Promoting Wise Management of Natural Resources in Greene County, New York Since 1961

The Post-Flood Stream Emergency Training was a great success!  On March 26th and 27th, 2012, the GCSWCD, in partnership with NYCDEP's Stream Management Program, presented a FREE course in post-flood stream intervention.   The second component of the training will be scheduled in early summer 2012, and will provide a field visit session to an active construction site. 

Training Purpose

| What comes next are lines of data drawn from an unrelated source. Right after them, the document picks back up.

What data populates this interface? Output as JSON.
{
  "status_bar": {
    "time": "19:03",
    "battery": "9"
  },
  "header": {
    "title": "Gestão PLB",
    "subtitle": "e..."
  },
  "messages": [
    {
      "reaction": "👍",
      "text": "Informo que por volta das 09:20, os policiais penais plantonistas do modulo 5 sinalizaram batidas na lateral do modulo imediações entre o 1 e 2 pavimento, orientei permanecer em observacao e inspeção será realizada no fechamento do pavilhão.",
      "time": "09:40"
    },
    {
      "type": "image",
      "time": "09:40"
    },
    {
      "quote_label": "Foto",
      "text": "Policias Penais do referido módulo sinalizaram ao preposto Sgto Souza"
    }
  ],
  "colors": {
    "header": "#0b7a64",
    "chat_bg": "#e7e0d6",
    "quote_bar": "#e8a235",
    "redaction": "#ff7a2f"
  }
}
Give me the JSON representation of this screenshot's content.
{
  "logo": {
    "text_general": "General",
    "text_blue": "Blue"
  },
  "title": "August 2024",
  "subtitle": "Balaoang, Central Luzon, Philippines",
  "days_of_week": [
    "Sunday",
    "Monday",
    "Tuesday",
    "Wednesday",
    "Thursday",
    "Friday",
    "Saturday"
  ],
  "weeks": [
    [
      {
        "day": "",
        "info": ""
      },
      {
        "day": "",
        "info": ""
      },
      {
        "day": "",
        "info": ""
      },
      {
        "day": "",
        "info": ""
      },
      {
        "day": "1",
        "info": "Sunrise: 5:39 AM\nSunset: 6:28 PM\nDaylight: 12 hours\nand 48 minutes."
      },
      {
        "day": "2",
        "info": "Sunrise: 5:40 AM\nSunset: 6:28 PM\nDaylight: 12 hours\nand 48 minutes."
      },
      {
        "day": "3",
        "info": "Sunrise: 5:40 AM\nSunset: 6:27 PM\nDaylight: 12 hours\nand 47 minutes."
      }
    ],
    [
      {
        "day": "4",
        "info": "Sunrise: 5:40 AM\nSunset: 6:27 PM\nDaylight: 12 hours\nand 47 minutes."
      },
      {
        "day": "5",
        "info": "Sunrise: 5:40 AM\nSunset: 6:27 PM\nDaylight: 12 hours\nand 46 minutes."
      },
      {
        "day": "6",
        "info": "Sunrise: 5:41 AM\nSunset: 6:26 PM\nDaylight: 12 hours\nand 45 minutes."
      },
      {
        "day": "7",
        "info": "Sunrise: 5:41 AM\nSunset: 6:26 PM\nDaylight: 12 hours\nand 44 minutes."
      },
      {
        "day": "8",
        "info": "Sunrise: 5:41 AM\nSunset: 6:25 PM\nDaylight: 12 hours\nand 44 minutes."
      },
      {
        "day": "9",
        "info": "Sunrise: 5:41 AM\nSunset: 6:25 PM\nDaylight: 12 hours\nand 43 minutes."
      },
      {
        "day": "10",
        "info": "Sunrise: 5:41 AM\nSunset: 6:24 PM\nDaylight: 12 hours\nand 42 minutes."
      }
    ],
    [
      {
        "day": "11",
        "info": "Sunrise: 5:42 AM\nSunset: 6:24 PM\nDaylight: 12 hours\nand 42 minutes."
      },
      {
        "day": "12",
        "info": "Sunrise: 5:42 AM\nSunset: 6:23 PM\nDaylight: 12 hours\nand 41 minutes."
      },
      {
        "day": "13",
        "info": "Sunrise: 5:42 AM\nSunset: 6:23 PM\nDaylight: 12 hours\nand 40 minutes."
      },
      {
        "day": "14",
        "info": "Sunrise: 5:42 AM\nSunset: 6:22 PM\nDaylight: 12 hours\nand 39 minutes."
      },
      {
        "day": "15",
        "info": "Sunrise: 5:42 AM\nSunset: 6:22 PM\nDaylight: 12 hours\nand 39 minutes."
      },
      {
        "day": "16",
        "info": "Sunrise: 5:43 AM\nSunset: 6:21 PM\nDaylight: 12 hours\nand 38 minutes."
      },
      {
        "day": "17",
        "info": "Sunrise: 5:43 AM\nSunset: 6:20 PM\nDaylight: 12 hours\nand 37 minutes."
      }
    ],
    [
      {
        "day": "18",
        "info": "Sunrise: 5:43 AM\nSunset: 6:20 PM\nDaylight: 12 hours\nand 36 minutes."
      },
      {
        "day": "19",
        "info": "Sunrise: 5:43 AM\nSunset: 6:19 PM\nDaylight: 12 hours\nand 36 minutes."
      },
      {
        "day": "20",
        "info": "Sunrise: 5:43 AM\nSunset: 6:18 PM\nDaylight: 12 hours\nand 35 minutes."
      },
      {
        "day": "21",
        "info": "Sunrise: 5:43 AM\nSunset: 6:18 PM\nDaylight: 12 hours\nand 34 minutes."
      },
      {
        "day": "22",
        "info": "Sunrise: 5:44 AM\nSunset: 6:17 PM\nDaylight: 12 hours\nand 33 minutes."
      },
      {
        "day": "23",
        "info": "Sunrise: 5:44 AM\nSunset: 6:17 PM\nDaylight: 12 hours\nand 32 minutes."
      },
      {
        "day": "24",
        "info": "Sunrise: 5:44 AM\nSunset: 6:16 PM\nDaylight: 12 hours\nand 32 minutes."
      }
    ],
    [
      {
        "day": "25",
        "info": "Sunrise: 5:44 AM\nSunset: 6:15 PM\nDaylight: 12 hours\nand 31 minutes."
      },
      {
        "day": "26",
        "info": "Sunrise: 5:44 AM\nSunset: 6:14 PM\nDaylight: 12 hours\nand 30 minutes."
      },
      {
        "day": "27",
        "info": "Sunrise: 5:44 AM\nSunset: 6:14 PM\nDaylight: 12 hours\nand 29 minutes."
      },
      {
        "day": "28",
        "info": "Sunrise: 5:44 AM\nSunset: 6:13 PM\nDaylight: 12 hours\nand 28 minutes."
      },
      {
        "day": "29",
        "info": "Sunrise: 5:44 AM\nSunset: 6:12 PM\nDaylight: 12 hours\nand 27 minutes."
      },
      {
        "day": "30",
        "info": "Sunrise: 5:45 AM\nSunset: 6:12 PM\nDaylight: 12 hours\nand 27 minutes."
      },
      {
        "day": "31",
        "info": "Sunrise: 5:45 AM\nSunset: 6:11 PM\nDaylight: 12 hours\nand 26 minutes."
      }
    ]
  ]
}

Post-flood_training_JDThis training was provided in order to increase the knowledge and improve the decision-making ability of machine operators working in streams after flood events. Operators were instructed on topics including, basic stream processes, why certain "myths" about stream behavior are untrue, and a number of construction techniques that can be utilized while performing emergency restoration projects.  The preseneters of this course included: Joel DuBois, Greene County SWCD; Cory Ritz, Ulster County SWCD; Doug DeKoskie, NYCDEP; and Deron Davis, NRCS.

Over 160 individuals attended the training in Greene County, and approximately 40 attended the same training held in Ulster County earlier in March.  Those who attended and completed this course will be placed on a District list of contractors who have been trained in stream science and proper restoration work, distributable to landowners and municipalities.

Importance of this Course

FloodedRoadLarge rain storms can cause stream flooding and resultant infrastructure & property damage. It is important to be aware of proper emergency recovery methods to protect property, infrastructure, and resources, and to avoid exacerbating existing problems.After a flood event, streams may look unraveled with gravel and debris strewn all over the place. Our first reaction is to put everything back to the way it was and maybe do some extra work.

Typically this extra work consists of widening and dredging the channel to increase capacity. While the pressure to get into the area and move material to protect the public is understood, it is important to understand how the stream has changed as a result of the flood.

Quick assessment can give the contractor or highway superintendent valuable information that will help determine how much work needs to be done and how the problem can be best resolved.

(Above text from Delaware County Soil and Water Conservation District Training Manual)

 

For information, contact GCSWCD at (518) 622-3620.